$700,000 ÷ $7,000,000 = 10%
So the total EBITDA margin for Kelsey's agency will be around 10%.
The EBITDA margin shows how many operating expenses are eating into your company's gross profit.
EBITDA offers a clearer insight into a company's operations by ruling out the expenses that can obscure the company's actual performance. It can also be used to analyze profitability among companies and industries, as it eliminates the effects of finances and capital expenditures.
EBITDA is a good measure of the core profit because it removes some of the extraneous factors and enables a more direct comparison. However, it can also be misused to make a company's earnings appear greater than they really are.
Companies tend to highlight their EBITDA performance the most when they do not have very impressive (or positive) net income. It's not always a sure-shot sign of a malicious trick, but EBITDA can sometimes be used to distract investors from the lack of actual profitability.
Amortization is often used to expense the cost of software development or any kind of intellectual property. This is one of the main reasons why early-stage tech companies use EBITDA when dealing with investors and analysts.
EBITDA is generally used to compare the value of two companies from the same sector to ensure a fair equivalence.
Moreover, EBITDA is commonly used by buyers and investors to compare business valuations. Small business owners can also quote EBITDA to communicate the value of their company if they choose to sell it.
In case you're trying to pay off any debt on your long-term assets, you can use EBITDA as a shortcut to estimate the available cash flow.
The best part about EBITDA is that it gets rid of unhelpful variables like company tax rates, depreciation, and amortization, which are unique from company to company. This helps in creating a realistic picture of a company’s operating performance.
The main drawback of EBITDA is that it does not fall under the Generally Accepted Accounting Principles (GAAP). And since EBITDA is a "non-GAAP" measure, its calculation can vary from one company to another.
It's a major red flag when a business uses EBITDA prominently and hasn't done so anytime in the past. This may be because the company has borrowed heavily or is experiencing incremental capital and business development costs. In those cases, EBITDA can serve as a distraction for investors.
Other drawbacks include:
- If you spent money on an asset to use it for your business, EBITDA won't take that cost into account.
- It also eliminates the cash required to fund working capital and replace older equipment.
- EBITDA can make a business look less expensive than it actually is on paper.
Both EBT and EBIT are variations of the EBITDA parameter and are quite similar.
EBT (earnings before tax) shows the operating profit generated before taxes, while EBIT (earnings before interest and taxes) excludes both taxes and interest expenses.
To calculate EBIT, you need to look at the income statement of a business. Simply take the total revenue of your business and then remove all of the operating expenses.
This includes employee salaries, cost of goods, marketing expenses, and rent, along with associated overhead, depreciation, and amortization.
Here's how you can calculate EBIT:

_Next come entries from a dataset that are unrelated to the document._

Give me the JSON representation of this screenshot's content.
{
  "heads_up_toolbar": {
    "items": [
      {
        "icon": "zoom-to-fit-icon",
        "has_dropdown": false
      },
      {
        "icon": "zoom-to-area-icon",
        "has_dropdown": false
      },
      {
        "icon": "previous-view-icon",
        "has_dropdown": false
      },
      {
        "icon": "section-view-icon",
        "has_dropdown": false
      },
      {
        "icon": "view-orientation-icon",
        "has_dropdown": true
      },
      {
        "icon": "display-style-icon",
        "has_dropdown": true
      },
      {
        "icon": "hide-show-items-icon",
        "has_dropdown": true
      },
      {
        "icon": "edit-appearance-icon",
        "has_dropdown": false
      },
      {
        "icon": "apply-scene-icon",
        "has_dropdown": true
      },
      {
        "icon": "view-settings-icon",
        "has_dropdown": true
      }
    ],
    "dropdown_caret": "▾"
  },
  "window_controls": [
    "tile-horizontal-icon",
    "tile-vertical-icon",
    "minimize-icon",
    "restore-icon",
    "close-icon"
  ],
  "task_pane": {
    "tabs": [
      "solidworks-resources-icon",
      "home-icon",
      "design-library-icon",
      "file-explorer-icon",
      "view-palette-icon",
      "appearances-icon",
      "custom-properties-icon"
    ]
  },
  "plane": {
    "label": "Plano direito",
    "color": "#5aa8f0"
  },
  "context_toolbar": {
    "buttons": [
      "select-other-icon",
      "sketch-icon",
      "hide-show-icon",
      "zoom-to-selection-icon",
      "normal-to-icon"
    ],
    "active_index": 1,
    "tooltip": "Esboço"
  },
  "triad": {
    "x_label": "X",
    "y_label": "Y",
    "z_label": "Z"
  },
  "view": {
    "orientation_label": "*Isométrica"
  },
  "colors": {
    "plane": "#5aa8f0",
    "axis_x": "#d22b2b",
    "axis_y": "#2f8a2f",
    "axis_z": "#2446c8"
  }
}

EBIT= Net Income + Interest Expense + Tax Expense
To calculate EBT, you take your net income and add the taxes back to estimate the profit.

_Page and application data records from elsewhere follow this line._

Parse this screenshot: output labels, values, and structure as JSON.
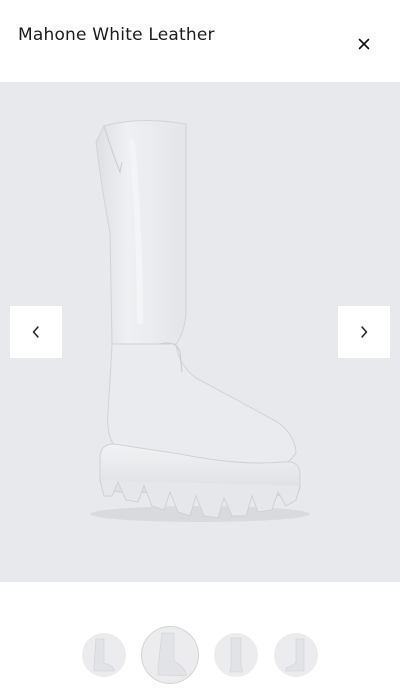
{
  "product": {
    "title": "Mahone White Leather"
  },
  "viewer": {
    "close_icon": "close-icon",
    "prev_icon": "chevron-left-icon",
    "next_icon": "chevron-right-icon",
    "background_color": "#e8e9ec",
    "thumbnails": [
      {
        "view": "side"
      },
      {
        "view": "front-angle",
        "active": true
      },
      {
        "view": "back"
      },
      {
        "view": "inner-side"
      }
    ]
  }
}
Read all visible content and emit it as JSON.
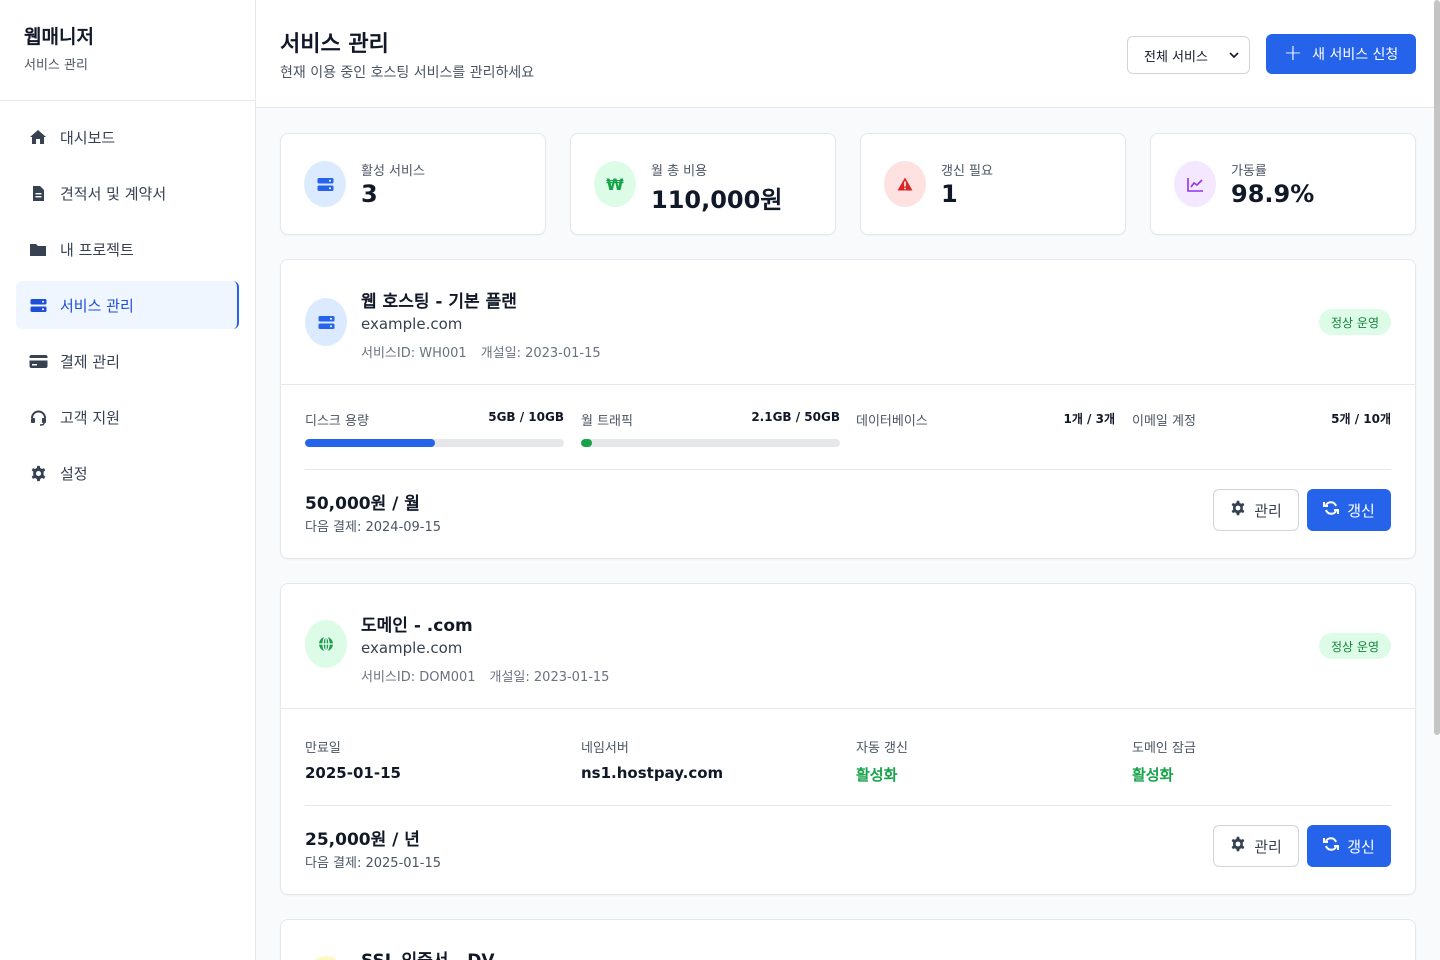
{
  "brand": {
    "title": "웹매니저",
    "subtitle": "서비스 관리"
  },
  "sidebar": {
    "items": [
      {
        "label": "대시보드",
        "icon": "home-icon"
      },
      {
        "label": "견적서 및 계약서",
        "icon": "document-icon"
      },
      {
        "label": "내 프로젝트",
        "icon": "folder-icon"
      },
      {
        "label": "서비스 관리",
        "icon": "server-icon",
        "active": true
      },
      {
        "label": "결제 관리",
        "icon": "credit-card-icon"
      },
      {
        "label": "고객 지원",
        "icon": "headset-icon"
      },
      {
        "label": "설정",
        "icon": "gear-icon"
      }
    ]
  },
  "header": {
    "title": "서비스 관리",
    "subtitle": "현재 이용 중인 호스팅 서비스를 관리하세요",
    "filter_selected": "전체 서비스",
    "new_button": "새 서비스 신청"
  },
  "stats": [
    {
      "label": "활성 서비스",
      "value": "3",
      "icon": "server-icon",
      "color": "#2563eb",
      "bg": "#dbeafe"
    },
    {
      "label": "월 총 비용",
      "value": "110,000원",
      "icon": "won-icon",
      "color": "#16a34a",
      "bg": "#dcfce7"
    },
    {
      "label": "갱신 필요",
      "value": "1",
      "icon": "warning-icon",
      "color": "#dc2626",
      "bg": "#fee2e2"
    },
    {
      "label": "가동률",
      "value": "98.9%",
      "icon": "chart-line-icon",
      "color": "#9333ea",
      "bg": "#f3e8ff"
    }
  ],
  "services": [
    {
      "name": "웹 호스팅 - 기본 플랜",
      "domain": "example.com",
      "service_id": "서비스ID: WH001",
      "opened": "개설일: 2023-01-15",
      "status": "정상 운영",
      "usage": [
        {
          "label": "디스크 용량",
          "value": "5GB / 10GB",
          "fraction": 0.5,
          "color": "#2563eb"
        },
        {
          "label": "월 트래픽",
          "value": "2.1GB / 50GB",
          "fraction": 0.042,
          "color": "#16a34a"
        },
        {
          "label": "데이터베이스",
          "value": "1개 / 3개"
        },
        {
          "label": "이메일 계정",
          "value": "5개 / 10개"
        }
      ],
      "price": "50,000원 / 월",
      "next_payment": "다음 결제: 2024-09-15",
      "manage_label": "관리",
      "renew_label": "갱신"
    },
    {
      "name": "도메인 - .com",
      "domain": "example.com",
      "service_id": "서비스ID: DOM001",
      "opened": "개설일: 2023-01-15",
      "status": "정상 운영",
      "info": [
        {
          "label": "만료일",
          "value": "2025-01-15"
        },
        {
          "label": "네임서버",
          "value": "ns1.hostpay.com"
        },
        {
          "label": "자동 갱신",
          "value": "활성화"
        },
        {
          "label": "도메인 잠금",
          "value": "활성화"
        }
      ],
      "price": "25,000원 / 년",
      "next_payment": "다음 결제: 2025-01-15",
      "manage_label": "관리",
      "renew_label": "갱신"
    },
    {
      "name": "SSL 인증서 - DV"
    }
  ]
}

Investors can use EBT to analyze a company's operating performance after eliminating the variables outside of its control. In the United States, this is the most useful yardstick for comparing companies with different state or federal taxes.

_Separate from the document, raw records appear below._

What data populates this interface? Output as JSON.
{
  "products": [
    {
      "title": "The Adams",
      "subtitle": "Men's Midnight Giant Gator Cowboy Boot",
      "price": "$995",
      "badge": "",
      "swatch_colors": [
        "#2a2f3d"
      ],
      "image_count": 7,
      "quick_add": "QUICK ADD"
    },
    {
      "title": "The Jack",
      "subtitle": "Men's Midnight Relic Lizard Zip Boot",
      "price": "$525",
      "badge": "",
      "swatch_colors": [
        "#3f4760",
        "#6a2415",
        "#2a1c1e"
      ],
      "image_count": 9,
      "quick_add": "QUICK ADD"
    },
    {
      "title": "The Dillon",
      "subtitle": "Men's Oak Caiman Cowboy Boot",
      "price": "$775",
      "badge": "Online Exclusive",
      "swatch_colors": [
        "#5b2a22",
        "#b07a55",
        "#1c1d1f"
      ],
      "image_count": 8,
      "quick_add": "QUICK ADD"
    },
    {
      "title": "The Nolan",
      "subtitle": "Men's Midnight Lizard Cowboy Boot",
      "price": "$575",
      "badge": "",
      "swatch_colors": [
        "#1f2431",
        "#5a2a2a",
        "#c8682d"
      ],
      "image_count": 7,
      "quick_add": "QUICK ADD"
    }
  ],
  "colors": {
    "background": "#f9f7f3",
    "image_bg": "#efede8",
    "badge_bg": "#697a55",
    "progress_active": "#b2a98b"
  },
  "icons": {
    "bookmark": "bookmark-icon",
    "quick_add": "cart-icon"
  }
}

EBITDA is a quick way to measure an organization’s financial health. It's a useful formula for businesses with long-term growth potential that are looking for investors.
However, spending all your time and resources on calculating EBITDA and other business expenses doesn't leave you any room to expand your creativity and thrive in your niche.
Luckily, a professional, affordable solution like Fincent can help you out. We simplify money management for your small business by looking after your bookkeeping, so that you're free to do what you do best: create.